You skipped fashion school, was that a conscious decision?
Yes, I prefer to teach myself. I hate being told what to do, so I'd rather make mistakes to figure something out than go to school.
When did you realise you wanted to make clothes for people other than yourself?
When I was 18, I starting selling clothes I made as a way to make a living. I didn't want to get a real job.
How is Nymphets clothing produced?
I make all of the clothing, three of everything. I think it's important to know how much work goes into a garment to understand how much it's worth. I think a lot of people don't understand the time spent on making even the most simple garments.

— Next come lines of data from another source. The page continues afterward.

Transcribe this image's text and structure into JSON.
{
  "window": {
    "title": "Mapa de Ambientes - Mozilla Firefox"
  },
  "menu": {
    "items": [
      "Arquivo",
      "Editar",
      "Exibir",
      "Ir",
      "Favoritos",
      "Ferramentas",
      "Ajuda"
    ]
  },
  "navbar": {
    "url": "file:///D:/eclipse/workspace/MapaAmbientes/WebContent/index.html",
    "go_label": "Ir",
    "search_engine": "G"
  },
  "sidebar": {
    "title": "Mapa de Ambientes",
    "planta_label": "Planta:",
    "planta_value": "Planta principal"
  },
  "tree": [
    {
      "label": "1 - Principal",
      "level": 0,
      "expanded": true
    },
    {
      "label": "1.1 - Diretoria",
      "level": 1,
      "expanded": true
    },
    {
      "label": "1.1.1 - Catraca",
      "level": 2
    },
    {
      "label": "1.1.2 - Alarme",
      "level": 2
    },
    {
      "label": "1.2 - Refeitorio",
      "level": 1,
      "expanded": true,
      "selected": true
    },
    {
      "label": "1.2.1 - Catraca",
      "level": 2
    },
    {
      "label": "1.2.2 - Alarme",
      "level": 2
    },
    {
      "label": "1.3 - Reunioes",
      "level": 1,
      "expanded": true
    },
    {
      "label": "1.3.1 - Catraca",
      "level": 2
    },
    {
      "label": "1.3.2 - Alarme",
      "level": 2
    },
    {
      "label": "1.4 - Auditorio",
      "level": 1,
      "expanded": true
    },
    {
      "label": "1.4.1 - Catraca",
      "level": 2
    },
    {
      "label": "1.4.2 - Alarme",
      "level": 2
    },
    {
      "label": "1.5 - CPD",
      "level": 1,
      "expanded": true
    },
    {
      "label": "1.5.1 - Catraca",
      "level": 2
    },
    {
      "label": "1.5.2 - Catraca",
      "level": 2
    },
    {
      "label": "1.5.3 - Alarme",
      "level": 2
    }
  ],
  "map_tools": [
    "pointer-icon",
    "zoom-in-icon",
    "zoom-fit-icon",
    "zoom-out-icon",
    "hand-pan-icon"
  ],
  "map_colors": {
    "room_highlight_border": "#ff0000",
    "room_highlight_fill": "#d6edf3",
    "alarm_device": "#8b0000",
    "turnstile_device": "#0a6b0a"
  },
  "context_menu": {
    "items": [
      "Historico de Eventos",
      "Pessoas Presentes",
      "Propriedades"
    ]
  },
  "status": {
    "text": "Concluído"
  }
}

Many designers create with specific people in mind, but you seem to have taken a deliberate stance opposing this by creating unisex clothes. How important is it to you to experiment with notions of gender in your work?
I want to make clothes for people with a similar outlook as me. I make the clothes genderless because I don't think gender is necessary in clothing and I want an audience that's aware of that. I've always dressed boys in my clothes without thinking about whether they're wearing a dress or pants. I don't think men should be embarrassed to wear feminine clothing. There's no shame in femininity. I want thoughtful, creative people to wear my clothes.
There's a vibrant community around Nymphets that has a strong sense of collaboration. How important is it to you to be involved in a scene like that?
It's really inspiring and exciting. I love working on projects with people I respect. There are so many people in Auckland doing cool shit. Also, I want the people that love Nymphets to be included with how it creates. It needs to be more than just my own ideas to grow.
You use models that often seem to be your friends, not professionals. What's your motivation behind that?
Choosing models is something I try to do with care and respect. I don't want to objectify people or promote stereotypical beauty norms. It's hard to find models who aren't skinny white girls, and I'm sick of seeing only them in the media and being told that's the only form of beauty. My friends are beautiful and they challenge the mainstream standards of beauty. I think the modelling industry needs to change, and I want to do more to promote that change.
Nymphets has been described as aiming to "subvert the tacky flashiness of the fashion world". As someone who has staged some impressive independent runway shows, how interested are you in participating in traditional fashion events, and the fashion industry in general?
I'm interested but wary about joining in. I get really disenchanted by the whole industry. I don't want to participate in the exploitation of people in order to make money, and I feel that's the whole buzz of the industry right now. I want to build Nymphets my own way. Also, the New Zealand fashion scene knows what it likes; I'm not making clothing for middle-aged rich white women.
There's a recurrence throughout Nymphets collections of shiny, iridescent fabrics. Is this part of an effort to convey that "flashy" idea of fashion, or because you like the way it looks?
Both, I love shiny things. I think that if someone is going to spend lots of money on a piece of clothing, it better be extravagant and flashy. Otherwise, what's the point?
What's next for Nymphets?
I'm going to move into and run a store on K Road at 203H for the next few months. I'm also curating shows in the space. Then we're releasing our next collection in early November at Y E S collective.
Text Sarah Gooding